• **Directions for this task**: Could you return the whole listing, character for character?
===== Data for this exercise =====
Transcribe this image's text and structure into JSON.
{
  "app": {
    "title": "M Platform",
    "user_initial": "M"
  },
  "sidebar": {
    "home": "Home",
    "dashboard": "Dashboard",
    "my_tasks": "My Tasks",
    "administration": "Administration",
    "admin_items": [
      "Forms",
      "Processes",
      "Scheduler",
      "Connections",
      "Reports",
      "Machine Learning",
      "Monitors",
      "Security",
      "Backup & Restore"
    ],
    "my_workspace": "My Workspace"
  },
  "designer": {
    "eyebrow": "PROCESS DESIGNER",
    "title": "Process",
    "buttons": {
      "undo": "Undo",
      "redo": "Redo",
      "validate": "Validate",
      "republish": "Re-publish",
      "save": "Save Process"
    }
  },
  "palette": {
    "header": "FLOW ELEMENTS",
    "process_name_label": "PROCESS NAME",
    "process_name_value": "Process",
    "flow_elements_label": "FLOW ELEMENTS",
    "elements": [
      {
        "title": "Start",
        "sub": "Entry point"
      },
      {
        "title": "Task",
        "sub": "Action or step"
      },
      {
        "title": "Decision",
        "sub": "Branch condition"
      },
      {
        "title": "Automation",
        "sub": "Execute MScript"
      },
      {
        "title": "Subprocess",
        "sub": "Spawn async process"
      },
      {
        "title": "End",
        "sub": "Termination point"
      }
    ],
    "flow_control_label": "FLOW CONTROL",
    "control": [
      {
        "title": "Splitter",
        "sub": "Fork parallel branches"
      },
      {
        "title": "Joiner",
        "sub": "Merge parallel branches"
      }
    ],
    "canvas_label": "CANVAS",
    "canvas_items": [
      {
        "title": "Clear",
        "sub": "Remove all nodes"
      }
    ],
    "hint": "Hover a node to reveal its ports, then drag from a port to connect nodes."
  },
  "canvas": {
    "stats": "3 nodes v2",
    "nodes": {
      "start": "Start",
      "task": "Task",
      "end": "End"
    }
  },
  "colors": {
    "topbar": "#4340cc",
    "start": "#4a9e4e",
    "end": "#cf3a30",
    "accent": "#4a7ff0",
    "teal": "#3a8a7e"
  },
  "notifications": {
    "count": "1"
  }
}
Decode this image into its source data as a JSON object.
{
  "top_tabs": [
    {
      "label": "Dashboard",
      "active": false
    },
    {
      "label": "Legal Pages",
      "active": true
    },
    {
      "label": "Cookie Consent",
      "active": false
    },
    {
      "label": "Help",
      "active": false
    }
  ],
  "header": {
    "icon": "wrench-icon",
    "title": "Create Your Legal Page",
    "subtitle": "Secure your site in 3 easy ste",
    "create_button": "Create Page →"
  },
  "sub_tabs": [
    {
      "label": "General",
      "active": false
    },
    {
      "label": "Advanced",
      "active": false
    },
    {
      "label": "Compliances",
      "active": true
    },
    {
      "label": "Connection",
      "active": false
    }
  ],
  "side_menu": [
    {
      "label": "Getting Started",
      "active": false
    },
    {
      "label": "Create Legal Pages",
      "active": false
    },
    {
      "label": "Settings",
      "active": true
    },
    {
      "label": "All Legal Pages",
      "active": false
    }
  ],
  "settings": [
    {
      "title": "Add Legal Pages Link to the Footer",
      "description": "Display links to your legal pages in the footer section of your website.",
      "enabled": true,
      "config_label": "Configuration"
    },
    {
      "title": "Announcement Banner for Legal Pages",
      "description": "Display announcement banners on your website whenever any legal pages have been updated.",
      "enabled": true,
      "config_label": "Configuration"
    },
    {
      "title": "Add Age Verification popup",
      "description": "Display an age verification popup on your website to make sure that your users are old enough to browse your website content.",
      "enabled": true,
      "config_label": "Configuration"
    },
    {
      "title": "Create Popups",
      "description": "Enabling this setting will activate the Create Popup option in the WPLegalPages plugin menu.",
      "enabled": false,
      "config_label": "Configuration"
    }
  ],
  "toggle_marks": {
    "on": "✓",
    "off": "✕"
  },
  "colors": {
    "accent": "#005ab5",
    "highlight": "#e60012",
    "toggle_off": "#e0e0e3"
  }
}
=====
• **Reply to the exercise**:
Transcribe this image's text and structure into JSON.
{
  "app": {
    "title": "M Platform",
    "user_initial": "M"
  },
  "sidebar": {
    "home": "Home",
    "dashboard": "Dashboard",
    "my_tasks": "My Tasks",
    "administration": "Administration",
    "admin_items": [
      "Forms",
      "Processes",
      "Scheduler",
      "Connections",
      "Reports",
      "Machine Learning",
      "Monitors",
      "Security",
      "Backup & Restore"
    ],
    "my_workspace": "My Workspace"
  },
  "designer": {
    "eyebrow": "PROCESS DESIGNER",
    "title": "Process",
    "buttons": {
      "undo": "Undo",
      "redo": "Redo",
      "validate": "Validate",
      "republish": "Re-publish",
      "save": "Save Process"
    }
  },
  "palette": {
    "header": "FLOW ELEMENTS",
    "process_name_label": "PROCESS NAME",
    "process_name_value": "Process",
    "flow_elements_label": "FLOW ELEMENTS",
    "elements": [
      {
        "title": "Start",
        "sub": "Entry point"
      },
      {
        "title": "Task",
        "sub": "Action or step"
      },
      {
        "title": "Decision",
        "sub": "Branch condition"
      },
      {
        "title": "Automation",
        "sub": "Execute MScript"
      },
      {
        "title": "Subprocess",
        "sub": "Spawn async process"
      },
      {
        "title": "End",
        "sub": "Termination point"
      }
    ],
    "flow_control_label": "FLOW CONTROL",
    "control": [
      {
        "title": "Splitter",
        "sub": "Fork parallel branches"
      },
      {
        "title": "Joiner",
        "sub": "Merge parallel branches"
      }
    ],
    "canvas_label": "CANVAS",
    "canvas_items": [
      {
        "title": "Clear",
        "sub": "Remove all nodes"
      }
    ],
    "hint": "Hover a node to reveal its ports, then drag from a port to connect nodes."
  },
  "canvas": {
    "stats": "3 nodes v2",
    "nodes": {
      "start": "Start",
      "task": "Task",
      "end": "End"
    }
  },
  "colors": {
    "topbar": "#4340cc",
    "start": "#4a9e4e",
    "end": "#cf3a30",
    "accent": "#4a7ff0",
    "teal": "#3a8a7e"
  },
  "notifications": {
    "count": "1"
  }
}
Decode this image into its source data as a JSON object.
{
  "top_tabs": [
    {
      "label": "Dashboard",
      "active": false
    },
    {
      "label": "Legal Pages",
      "active": true
    },
    {
      "label": "Cookie Consent",
      "active": false
    },
    {
      "label": "Help",
      "active": false
    }
  ],
  "header": {
    "icon": "wrench-icon",
    "title": "Create Your Legal Page",
    "subtitle": "Secure your site in 3 easy ste",
    "create_button": "Create Page →"
  },
  "sub_tabs": [
    {
      "label": "General",
      "active": false
    },
    {
      "label": "Advanced",
      "active": false
    },
    {
      "label": "Compliances",
      "active": true
    },
    {
      "label": "Connection",
      "active": false
    }
  ],
  "side_menu": [
    {
      "label": "Getting Started",
      "active": false
    },
    {
      "label": "Create Legal Pages",
      "active": false
    },
    {
      "label": "Settings",
      "active": true
    },
    {
      "label": "All Legal Pages",
      "active": false
    }
  ],
  "settings": [
    {
      "title": "Add Legal Pages Link to the Footer",
      "description": "Display links to your legal pages in the footer section of your website.",
      "enabled": true,
      "config_label": "Configuration"
    },
    {
      "title": "Announcement Banner for Legal Pages",
      "description": "Display announcement banners on your website whenever any legal pages have been updated.",
      "enabled": true,
      "config_label": "Configuration"
    },
    {
      "title": "Add Age Verification popup",
      "description": "Display an age verification popup on your website to make sure that your users are old enough to browse your website content.",
      "enabled": true,
      "config_label": "Configuration"
    },
    {
      "title": "Create Popups",
      "description": "Enabling this setting will activate the Create Popup option in the WPLegalPages plugin menu.",
      "enabled": false,
      "config_label": "Configuration"
    }
  ],
  "toggle_marks": {
    "on": "✓",
    "off": "✕"
  },
  "colors": {
    "accent": "#005ab5",
    "highlight": "#e60012",
    "toggle_off": "#e0e0e3"
  }
}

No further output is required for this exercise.